But I am surprised that some of our newspapers still don’t get it, are still trying to broadcast at them with a single medium. Even if they're online, it’s still a broadcast mentality: “I’m going to publish content that I think is right for you, all the news that’s fit to print.”
That’s an impossible message, right; because that would suggest The New York Times knows what's fit to print. In today’s world, I know what's fit to print based on what I want to print and that’s not me, The New York Times; that’s me, the reader, who is the future editor. I’ll write what I want to write to whom I want to write it on whatever terms and conditions I want to write it with and whatever medium I want to use. That is a fundamentally different mental mindset than what most newspapers have.
What is it going to take for broadcasters or media icons to recognize that control has changed and the torch has been passed?
You're seeing it all the time. In companies like The Tribune going bankrupt – that’s just the beginning of it. You're seeing the drop in readership, you're seeing the falloff of advertising dollars, and you don’t see the changes of the business leadership changing much, except for Murdoch; I’m a big Wall Street Journal fan, and I’m absolutely blown away by what he has done with the Wall Street Journal online. Next to every single article are two more things, discussions and commentary. And I don’t mean by the editors.

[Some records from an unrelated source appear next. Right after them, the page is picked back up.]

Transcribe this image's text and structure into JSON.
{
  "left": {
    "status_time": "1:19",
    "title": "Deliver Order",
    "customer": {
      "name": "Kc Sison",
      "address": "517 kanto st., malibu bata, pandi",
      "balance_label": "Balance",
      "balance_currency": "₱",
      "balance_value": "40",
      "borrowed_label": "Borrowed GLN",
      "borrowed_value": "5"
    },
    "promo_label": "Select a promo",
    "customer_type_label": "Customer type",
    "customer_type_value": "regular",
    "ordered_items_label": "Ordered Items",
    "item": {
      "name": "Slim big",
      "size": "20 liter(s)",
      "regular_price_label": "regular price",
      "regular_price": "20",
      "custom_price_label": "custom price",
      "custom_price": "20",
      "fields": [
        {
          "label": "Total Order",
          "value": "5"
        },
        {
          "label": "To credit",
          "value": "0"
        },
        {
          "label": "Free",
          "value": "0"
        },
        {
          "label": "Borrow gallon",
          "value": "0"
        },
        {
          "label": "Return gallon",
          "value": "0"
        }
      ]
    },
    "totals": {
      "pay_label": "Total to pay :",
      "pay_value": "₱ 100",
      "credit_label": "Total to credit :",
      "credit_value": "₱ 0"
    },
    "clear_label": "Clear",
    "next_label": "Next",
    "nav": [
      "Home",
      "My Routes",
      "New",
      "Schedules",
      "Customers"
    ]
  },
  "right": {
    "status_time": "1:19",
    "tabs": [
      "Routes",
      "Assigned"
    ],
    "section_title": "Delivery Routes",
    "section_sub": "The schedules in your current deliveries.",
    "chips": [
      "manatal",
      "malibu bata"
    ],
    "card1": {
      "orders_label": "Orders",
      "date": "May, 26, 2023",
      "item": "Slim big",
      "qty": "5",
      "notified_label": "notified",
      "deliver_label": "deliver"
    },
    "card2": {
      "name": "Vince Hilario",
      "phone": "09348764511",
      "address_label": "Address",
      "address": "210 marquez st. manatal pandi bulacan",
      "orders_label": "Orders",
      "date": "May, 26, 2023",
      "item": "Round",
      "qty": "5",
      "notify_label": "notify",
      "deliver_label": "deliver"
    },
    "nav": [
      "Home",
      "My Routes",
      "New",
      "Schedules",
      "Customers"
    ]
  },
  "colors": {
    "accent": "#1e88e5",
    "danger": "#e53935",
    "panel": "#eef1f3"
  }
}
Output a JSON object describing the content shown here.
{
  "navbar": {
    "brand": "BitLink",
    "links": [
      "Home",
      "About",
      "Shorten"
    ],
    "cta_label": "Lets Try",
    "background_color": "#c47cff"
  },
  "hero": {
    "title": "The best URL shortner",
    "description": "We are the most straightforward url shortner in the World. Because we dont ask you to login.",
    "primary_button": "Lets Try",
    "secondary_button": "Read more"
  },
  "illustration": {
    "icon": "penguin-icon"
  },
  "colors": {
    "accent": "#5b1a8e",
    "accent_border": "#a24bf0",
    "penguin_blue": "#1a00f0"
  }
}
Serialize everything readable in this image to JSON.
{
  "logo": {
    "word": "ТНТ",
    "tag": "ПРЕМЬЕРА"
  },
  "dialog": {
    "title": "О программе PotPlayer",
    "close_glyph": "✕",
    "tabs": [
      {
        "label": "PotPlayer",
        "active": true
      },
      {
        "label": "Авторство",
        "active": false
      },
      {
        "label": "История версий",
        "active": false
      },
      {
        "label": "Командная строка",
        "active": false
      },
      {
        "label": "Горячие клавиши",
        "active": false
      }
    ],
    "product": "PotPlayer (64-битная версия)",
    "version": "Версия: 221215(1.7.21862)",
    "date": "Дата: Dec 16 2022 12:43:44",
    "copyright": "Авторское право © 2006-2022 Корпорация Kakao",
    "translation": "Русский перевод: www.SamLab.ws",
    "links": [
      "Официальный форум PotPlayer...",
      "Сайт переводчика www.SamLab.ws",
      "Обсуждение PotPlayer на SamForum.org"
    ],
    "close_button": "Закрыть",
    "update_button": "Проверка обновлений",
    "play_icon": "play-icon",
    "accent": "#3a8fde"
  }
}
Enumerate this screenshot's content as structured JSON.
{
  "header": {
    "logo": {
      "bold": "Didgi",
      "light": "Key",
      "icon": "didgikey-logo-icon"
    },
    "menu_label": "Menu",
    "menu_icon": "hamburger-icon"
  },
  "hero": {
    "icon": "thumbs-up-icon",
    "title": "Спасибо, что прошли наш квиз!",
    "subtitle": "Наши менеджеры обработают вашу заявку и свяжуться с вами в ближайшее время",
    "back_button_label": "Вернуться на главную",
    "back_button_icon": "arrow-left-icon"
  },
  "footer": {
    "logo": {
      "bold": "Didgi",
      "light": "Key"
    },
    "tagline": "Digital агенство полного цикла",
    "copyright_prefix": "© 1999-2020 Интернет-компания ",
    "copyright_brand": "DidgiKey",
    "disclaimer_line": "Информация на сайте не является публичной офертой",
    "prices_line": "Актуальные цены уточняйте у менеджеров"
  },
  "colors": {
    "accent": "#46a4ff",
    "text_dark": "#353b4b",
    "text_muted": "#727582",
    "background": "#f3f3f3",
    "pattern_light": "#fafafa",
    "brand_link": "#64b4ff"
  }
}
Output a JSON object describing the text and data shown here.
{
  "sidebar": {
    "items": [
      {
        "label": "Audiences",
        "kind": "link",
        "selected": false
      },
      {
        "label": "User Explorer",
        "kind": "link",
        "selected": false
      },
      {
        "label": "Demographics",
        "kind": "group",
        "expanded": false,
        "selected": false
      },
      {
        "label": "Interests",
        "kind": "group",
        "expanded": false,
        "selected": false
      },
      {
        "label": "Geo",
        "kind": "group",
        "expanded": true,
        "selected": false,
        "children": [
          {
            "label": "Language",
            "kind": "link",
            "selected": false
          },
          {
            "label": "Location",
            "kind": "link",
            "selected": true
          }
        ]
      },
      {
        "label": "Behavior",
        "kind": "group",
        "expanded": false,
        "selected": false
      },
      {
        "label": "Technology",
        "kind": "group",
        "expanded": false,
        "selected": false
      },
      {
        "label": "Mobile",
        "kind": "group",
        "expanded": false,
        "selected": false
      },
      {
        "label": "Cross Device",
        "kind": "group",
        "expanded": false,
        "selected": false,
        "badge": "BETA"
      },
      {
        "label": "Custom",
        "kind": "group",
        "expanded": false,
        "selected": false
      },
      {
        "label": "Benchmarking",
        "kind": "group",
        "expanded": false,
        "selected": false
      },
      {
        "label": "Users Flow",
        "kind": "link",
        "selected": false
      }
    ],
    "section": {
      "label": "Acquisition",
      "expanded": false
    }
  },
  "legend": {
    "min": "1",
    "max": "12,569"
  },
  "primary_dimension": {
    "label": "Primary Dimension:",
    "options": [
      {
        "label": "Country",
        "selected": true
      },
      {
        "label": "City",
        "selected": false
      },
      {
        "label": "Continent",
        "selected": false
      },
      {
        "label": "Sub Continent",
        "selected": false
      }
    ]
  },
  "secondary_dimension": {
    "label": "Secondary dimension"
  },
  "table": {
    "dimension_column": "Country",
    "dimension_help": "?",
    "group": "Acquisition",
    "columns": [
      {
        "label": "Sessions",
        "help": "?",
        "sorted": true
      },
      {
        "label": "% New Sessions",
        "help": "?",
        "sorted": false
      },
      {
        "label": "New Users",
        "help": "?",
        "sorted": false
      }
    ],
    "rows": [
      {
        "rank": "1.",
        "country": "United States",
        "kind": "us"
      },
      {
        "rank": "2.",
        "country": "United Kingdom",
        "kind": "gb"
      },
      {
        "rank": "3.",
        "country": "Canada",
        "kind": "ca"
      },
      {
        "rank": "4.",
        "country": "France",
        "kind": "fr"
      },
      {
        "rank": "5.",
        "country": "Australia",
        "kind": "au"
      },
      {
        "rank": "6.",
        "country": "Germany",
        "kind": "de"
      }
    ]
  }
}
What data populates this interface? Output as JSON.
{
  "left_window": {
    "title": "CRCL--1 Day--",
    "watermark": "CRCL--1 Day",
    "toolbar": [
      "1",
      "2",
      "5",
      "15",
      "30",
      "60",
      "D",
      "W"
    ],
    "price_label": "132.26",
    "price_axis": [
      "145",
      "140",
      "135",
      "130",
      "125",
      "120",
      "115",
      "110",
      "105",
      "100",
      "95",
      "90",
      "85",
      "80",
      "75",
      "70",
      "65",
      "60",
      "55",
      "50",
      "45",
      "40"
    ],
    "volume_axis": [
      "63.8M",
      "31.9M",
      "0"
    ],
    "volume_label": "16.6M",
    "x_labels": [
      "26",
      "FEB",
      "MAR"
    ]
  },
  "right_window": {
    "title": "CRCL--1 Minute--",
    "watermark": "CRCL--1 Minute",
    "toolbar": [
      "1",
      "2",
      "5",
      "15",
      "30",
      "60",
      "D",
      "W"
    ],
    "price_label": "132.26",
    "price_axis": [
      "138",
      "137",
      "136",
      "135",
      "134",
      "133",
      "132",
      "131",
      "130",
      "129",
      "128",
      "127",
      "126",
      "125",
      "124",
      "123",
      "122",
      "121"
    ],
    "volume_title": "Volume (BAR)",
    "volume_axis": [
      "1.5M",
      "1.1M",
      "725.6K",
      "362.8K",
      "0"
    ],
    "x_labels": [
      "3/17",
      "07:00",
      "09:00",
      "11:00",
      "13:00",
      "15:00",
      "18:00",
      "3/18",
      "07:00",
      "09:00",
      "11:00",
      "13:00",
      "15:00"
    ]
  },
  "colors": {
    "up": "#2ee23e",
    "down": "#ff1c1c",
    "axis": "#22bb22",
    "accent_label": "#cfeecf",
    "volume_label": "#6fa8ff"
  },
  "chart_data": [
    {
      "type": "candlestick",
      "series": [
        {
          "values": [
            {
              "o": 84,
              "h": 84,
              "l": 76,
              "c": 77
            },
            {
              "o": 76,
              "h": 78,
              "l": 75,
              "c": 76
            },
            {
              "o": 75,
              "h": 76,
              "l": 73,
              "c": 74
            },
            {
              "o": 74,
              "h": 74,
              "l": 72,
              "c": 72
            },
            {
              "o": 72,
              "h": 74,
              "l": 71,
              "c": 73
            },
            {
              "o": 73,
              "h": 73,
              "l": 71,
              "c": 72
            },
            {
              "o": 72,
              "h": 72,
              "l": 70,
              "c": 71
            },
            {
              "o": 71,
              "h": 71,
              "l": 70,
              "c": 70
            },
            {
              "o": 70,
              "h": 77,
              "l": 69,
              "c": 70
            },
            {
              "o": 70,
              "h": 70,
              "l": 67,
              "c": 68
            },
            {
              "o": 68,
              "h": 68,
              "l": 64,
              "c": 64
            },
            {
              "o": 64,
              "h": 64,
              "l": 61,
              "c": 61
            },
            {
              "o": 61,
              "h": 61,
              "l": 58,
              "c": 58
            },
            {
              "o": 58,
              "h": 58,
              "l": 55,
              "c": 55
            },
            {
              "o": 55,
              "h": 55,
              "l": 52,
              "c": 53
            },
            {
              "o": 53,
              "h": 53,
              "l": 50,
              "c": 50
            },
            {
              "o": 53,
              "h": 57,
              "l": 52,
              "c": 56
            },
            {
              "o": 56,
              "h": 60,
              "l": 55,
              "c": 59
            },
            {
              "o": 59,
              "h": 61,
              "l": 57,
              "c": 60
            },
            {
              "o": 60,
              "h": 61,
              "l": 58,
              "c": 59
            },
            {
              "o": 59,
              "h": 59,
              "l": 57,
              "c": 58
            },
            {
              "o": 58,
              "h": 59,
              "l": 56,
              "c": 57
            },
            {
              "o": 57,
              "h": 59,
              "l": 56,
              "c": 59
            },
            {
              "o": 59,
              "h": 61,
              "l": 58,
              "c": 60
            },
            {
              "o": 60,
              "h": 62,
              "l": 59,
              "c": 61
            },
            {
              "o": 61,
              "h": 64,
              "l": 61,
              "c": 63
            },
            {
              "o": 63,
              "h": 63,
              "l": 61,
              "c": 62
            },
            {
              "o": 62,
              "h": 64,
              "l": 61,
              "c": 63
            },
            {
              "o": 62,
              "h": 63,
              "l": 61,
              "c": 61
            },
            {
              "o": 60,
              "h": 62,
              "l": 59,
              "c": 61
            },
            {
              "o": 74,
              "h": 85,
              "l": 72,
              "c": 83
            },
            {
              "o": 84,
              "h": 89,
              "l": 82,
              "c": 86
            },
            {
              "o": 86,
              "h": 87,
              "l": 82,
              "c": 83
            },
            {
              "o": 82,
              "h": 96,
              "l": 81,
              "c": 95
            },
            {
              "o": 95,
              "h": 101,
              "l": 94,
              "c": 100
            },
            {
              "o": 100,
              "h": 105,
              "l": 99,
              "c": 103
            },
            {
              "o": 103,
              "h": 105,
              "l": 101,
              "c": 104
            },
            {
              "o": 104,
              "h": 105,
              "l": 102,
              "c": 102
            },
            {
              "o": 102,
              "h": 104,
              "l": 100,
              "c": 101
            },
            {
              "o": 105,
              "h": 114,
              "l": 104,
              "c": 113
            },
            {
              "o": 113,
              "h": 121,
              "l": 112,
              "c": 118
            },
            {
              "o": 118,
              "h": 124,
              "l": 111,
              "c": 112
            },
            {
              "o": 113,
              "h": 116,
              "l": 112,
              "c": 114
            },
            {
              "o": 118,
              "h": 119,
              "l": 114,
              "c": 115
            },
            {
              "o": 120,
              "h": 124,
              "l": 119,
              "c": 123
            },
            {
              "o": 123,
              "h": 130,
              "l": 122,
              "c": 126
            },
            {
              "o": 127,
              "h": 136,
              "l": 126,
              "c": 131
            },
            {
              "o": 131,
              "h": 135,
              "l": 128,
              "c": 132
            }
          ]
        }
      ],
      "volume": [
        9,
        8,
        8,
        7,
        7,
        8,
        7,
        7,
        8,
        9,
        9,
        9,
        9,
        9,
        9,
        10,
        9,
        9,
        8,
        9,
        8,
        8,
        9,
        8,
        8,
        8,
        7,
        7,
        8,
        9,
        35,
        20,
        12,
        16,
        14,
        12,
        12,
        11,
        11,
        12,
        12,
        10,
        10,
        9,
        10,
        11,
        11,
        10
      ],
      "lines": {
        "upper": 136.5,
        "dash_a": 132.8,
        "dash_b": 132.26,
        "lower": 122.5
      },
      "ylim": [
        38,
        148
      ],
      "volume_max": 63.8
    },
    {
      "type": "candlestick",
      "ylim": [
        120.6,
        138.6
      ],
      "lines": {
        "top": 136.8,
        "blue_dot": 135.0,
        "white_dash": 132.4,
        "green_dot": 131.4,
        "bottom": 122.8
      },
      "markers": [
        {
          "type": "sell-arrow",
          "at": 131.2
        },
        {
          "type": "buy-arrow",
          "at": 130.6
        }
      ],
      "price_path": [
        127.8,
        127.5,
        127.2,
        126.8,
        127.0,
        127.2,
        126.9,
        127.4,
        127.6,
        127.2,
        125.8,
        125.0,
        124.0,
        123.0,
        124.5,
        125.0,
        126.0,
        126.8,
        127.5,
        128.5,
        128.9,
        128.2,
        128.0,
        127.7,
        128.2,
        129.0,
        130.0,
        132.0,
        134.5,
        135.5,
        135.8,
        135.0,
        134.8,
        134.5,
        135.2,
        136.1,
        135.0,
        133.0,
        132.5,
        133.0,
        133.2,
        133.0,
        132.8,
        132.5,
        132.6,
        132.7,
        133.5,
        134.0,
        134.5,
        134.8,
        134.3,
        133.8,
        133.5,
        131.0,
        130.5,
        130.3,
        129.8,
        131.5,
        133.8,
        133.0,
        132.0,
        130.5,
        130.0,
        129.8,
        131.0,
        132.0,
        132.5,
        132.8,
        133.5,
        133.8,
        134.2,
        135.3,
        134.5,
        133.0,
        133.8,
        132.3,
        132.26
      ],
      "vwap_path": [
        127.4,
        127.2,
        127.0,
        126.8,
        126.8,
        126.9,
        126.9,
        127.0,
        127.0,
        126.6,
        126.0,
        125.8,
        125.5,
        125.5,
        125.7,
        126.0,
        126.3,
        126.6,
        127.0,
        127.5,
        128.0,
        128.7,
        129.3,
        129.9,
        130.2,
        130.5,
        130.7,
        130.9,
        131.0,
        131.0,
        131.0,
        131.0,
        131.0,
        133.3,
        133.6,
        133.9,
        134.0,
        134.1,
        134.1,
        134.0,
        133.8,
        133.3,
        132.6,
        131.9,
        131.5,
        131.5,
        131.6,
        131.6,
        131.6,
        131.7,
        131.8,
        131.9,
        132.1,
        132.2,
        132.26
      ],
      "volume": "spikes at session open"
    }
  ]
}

So he has understood that even at the Wall Street Journal, every piece of content that is produced by the Wall Street Journal should be surrounded by, amplified to, added to, and edited by the readers. And so it’s not only online pieces of content, he has also added community as a separate distinct tab. So maybe the fact that he owns MySpace and has experienced the power of people making it their own allows him to understand the power of applying it to such state organizations like the Wall Street Journal.
So I think what will happen is leaders like Murdoch will show more traditional leaders, like Sam Zell, what it takes to be successful in today’s user generated and user controlled world. They have to change, not “the customers have to change;” that they have to change to accept the fact that their listeners, their readers, their writers – and I don’t mean their internal writers anymore – their recipients of the content are now the producers, publishers, and editors of the content.
And they only own the platforms for which to facilitate the transmission of it from one listener, one writer, one editor, one reader to another.
That’s their job.